During our time in the country we spent a morning up at the Rwandan Genocide museum to get more of an understanding of what happened during the harrowing events of the 1990’s which has shaped the country. We listened to first hand accounts of the atrocities that happened and how neighbors were forced to turn on each other, people who should have been friends. There were photos of smiling children who gave a biography of their favourite things followed by how they were then killed. That was one room that I couldn’t finish walking through. This was an emotional experience for all the coaches.
What shone through for me was the positive and forward thinking attitude of the Saviours, they had already experienced terrible atrocities that no one should endure but after all of this all they wanted was a sorry and then move forward. They knew that if they held grudges then the whole country would be in continuous conflict and turmoil, but their influence has now ensured that Rwanda is a nation who remember the past but do not want to repeat it.
On the last day in Rwanda we had the tough decision of selecting a squad for the Silverbacks team, the team has been named after the famous mountain gorillas found in the Volcanoes National Park close by. For us it wasn’t just selecting a squad, it was who would in turn play the coaches and reserve players! The selection was held at the National Stadium and we were well supported.
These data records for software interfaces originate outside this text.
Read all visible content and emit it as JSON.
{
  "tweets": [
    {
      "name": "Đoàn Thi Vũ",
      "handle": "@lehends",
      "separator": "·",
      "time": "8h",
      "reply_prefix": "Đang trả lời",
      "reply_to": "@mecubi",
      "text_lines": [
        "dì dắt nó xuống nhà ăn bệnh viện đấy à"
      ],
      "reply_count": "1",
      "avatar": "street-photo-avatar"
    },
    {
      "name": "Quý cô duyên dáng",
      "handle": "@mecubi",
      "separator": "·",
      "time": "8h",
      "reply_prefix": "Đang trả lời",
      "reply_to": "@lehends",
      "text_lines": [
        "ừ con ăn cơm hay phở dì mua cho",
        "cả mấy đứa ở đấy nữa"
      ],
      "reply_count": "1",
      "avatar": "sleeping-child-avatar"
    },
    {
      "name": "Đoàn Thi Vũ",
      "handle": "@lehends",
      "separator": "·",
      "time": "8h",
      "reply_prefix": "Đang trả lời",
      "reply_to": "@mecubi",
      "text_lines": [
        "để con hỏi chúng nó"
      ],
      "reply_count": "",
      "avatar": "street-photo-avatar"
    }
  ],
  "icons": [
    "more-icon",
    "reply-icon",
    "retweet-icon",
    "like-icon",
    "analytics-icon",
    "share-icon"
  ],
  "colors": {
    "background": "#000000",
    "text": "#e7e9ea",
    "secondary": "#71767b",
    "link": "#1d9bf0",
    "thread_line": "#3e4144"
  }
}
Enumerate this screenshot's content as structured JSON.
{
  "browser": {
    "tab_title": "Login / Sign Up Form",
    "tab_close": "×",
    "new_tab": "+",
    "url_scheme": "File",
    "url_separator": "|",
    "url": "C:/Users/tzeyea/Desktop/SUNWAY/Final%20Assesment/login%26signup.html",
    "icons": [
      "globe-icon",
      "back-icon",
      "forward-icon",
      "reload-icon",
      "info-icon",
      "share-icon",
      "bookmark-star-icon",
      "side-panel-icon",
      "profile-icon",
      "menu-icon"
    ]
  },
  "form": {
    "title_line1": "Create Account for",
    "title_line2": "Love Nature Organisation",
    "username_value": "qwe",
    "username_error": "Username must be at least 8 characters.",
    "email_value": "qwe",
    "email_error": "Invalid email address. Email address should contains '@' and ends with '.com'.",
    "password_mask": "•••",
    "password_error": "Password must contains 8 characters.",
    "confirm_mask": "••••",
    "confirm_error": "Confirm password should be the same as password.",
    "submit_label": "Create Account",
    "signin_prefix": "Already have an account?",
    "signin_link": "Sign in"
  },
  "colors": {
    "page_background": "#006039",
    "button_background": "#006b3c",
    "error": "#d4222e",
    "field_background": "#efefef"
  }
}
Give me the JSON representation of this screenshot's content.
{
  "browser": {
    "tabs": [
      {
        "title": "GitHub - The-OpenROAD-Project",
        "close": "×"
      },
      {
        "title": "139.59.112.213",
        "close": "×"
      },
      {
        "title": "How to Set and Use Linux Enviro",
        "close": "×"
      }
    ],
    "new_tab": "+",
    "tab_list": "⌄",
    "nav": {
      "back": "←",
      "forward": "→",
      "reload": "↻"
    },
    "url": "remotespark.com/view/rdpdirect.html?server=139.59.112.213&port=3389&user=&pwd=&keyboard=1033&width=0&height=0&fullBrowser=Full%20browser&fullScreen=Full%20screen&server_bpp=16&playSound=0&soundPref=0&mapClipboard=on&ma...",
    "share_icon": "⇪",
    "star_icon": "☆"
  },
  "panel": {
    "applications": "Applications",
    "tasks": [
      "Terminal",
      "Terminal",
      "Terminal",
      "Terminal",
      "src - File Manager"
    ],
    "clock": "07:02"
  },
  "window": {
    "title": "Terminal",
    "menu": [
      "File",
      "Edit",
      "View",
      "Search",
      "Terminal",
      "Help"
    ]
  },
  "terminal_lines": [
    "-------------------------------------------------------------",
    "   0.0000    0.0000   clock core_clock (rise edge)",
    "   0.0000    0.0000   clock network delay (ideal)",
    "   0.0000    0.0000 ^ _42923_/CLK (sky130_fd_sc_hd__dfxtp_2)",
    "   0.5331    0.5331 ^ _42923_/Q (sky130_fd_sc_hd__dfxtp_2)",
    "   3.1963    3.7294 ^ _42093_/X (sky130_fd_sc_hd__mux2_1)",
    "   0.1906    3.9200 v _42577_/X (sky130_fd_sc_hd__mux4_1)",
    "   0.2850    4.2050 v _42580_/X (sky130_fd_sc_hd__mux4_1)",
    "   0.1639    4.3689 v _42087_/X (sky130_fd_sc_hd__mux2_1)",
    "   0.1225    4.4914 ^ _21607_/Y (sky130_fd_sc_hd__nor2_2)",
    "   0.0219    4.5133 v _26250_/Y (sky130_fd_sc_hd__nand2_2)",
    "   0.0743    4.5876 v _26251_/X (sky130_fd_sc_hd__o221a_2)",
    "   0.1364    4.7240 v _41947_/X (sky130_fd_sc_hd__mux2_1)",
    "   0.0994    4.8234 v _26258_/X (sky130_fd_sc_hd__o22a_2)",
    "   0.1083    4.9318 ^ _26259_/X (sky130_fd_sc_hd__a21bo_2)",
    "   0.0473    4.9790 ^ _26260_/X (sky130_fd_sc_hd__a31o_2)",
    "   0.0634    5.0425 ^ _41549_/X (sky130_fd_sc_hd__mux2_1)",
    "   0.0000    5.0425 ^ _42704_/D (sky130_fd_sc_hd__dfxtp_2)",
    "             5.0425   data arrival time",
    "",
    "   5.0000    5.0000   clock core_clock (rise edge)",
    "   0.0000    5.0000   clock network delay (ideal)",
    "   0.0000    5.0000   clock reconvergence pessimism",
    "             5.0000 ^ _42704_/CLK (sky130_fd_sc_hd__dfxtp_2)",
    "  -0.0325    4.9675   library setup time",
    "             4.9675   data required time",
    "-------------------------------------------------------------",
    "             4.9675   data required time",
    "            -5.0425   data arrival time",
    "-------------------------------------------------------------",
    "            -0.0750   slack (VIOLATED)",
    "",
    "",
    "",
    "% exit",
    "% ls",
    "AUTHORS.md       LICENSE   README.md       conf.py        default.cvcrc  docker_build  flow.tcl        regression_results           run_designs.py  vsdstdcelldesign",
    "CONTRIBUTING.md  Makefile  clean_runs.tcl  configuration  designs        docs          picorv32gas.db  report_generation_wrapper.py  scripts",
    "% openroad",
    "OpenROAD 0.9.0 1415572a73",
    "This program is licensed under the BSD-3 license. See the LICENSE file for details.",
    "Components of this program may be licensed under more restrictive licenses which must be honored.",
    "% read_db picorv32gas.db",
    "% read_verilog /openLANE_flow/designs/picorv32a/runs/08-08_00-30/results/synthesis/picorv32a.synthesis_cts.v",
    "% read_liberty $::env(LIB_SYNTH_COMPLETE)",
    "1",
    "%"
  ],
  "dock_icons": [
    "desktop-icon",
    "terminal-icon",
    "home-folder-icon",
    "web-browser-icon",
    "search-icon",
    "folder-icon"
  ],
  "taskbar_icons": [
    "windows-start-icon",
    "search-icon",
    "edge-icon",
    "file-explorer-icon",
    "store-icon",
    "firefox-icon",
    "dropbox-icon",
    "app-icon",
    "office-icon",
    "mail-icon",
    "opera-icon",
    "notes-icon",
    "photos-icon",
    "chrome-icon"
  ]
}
A foundation that we had spent time visiting during our time here returned the gesture and had walked over 2 hours to come and support us! Witnessing seventy children dancing and cheering for the full 80 minute match for FoRR was a very heartwarming experience for us. The game performance was a blur due to the altitude challenges and unfit lungs but it was a good test for them and they were the successful winners with a result of 10-8.
After the match we, of course, stuck with the rugby tradition and headed to the local bar with all 40 players and bought them all a few rounds.
During the trip we all made friends and had soft spots for certain players, many of whom come from challenging backgrounds and had endured a tough upbringin